Don’t Leave Your Personal Problems At Home
3 things to learn and do about emotions at work (and at personal productivity also)
There is this new trend in leadership and management that finally talks about emotions at work.
You may have heard that a good leader or executive is the one who can overcome stress, anger, and difficult social interactions in the office.
The emotional resilient leader can be productive in the middle of any crisis.
Unfortunately, that sounds like a person avoiding emotions instead of dealing with them.
Stress, anger, and difficult social interactions are part of life. Resilience doesn’t mean avoid emotional handicaps and come back to work.
Emotions are usually out of the equation of work and productivity.
And I’m not talking just about the boss’ emotions: your emotions, your coworkers emotions, and the emotions as a group.
Team work and any kind of work is as human as any emotion.
No management school teaches socioemotional management as a priority or essential credit. Some of them talk about emotions under a behavioral economics perspective.
At work, some companies leave the ‘emotional stuff’ to Human Resources, meaning ‘under the carpet’ or ‘in the closet’.
But, productive, intellectual, or operational skills become useless in managers that can’t handle emotions.
And the opposite, some managers fail in management skills but are able to keep everything together with an efficient management of emotions.
Instead of trying to put apart emotions at work, you need to learn how to manage them.
Your emotions and the other’s.
How do we usually handle emotions at work?
“You leave your personal problems at home”, is one common phrase. “Don’t take it personally, it’s just work”, is another one. One of my favorites, “Let’s be professionals and put emotions aside.”
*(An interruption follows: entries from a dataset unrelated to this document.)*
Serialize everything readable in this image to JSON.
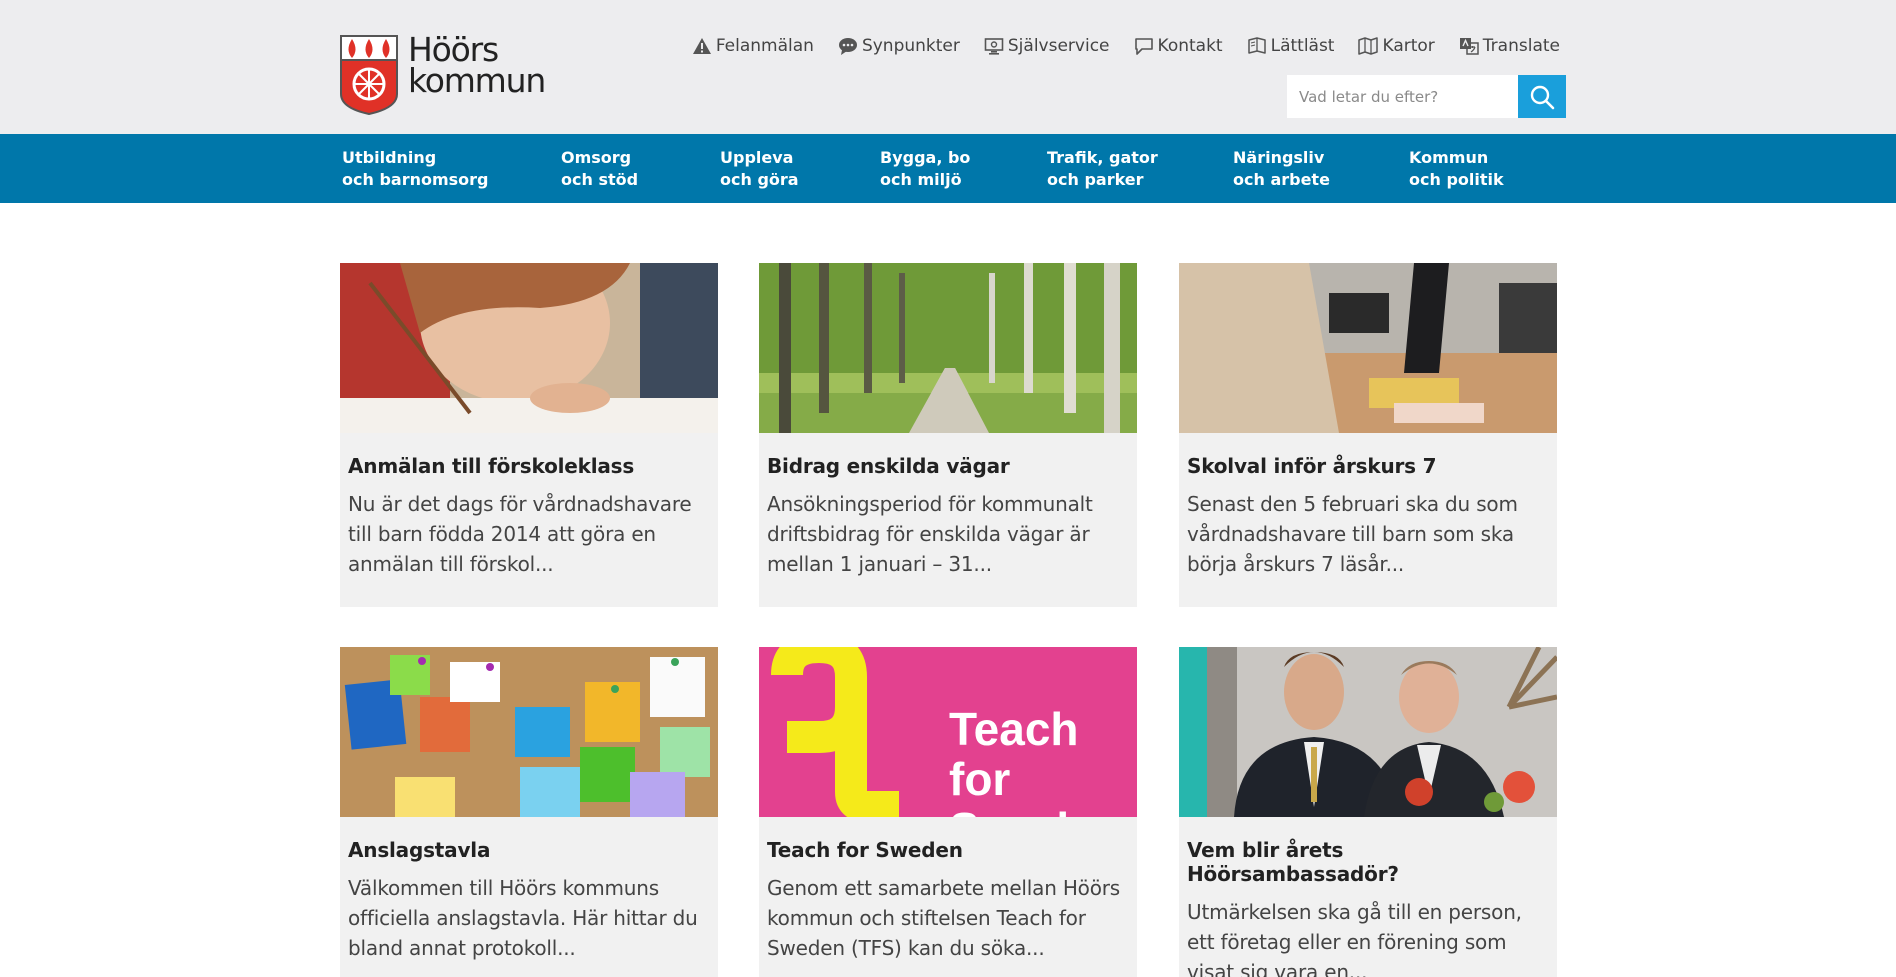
{
  "logo": {
    "line1": "Höörs",
    "line2": "kommun"
  },
  "quicklinks": [
    {
      "label": "Felanmälan",
      "icon": "warning-icon"
    },
    {
      "label": "Synpunkter",
      "icon": "chat-bubble-icon"
    },
    {
      "label": "Självservice",
      "icon": "monitor-icon"
    },
    {
      "label": "Kontakt",
      "icon": "speech-icon"
    },
    {
      "label": "Lättläst",
      "icon": "book-icon"
    },
    {
      "label": "Kartor",
      "icon": "map-icon"
    },
    {
      "label": "Translate",
      "icon": "translate-icon"
    }
  ],
  "search": {
    "placeholder": "Vad letar du efter?",
    "icon": "search-icon"
  },
  "nav": [
    {
      "line1": "Utbildning",
      "line2": "och barnomsorg"
    },
    {
      "line1": "Omsorg",
      "line2": "och stöd"
    },
    {
      "line1": "Uppleva",
      "line2": "och göra"
    },
    {
      "line1": "Bygga, bo",
      "line2": "och miljö"
    },
    {
      "line1": "Trafik, gator",
      "line2": "och parker"
    },
    {
      "line1": "Näringsliv",
      "line2": "och arbete"
    },
    {
      "line1": "Kommun",
      "line2": "och politik"
    }
  ],
  "cards": [
    {
      "title": "Anmälan till förskoleklass",
      "text": "Nu är det dags för vårdnadshavare till barn födda 2014 att göra en anmälan till förskol..."
    },
    {
      "title": "Bidrag enskilda vägar",
      "text": "Ansökningsperiod för kommunalt driftsbidrag för enskilda vägar är mellan 1 januari – 31..."
    },
    {
      "title": "Skolval inför årskurs 7",
      "text": "Senast den 5 februari ska du som vårdnadshavare till barn som ska börja årskurs 7 läsår..."
    },
    {
      "title": "Anslagstavla",
      "text": "Välkommen till Höörs kommuns officiella anslagstavla. Här hittar du bland annat protokoll..."
    },
    {
      "title": "Teach for Sweden",
      "text": "Genom ett samarbete mellan Höörs kommun och stiftelsen Teach for Sweden (TFS) kan du söka...",
      "image_text": "Teach for Sweden"
    },
    {
      "title": "Vem blir årets Höörsambassadör?",
      "text": "Utmärkelsen ska gå till en person, ett företag eller en förening som visat sig vara en..."
    }
  ],
  "colors": {
    "nav_bg": "#0077aa",
    "search_btn": "#1a9fdb",
    "card_bg": "#f1f1f1",
    "topbar_bg": "#ededef"
  }
}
That is clear denial, and denial is one of the most common responses to emotions at work.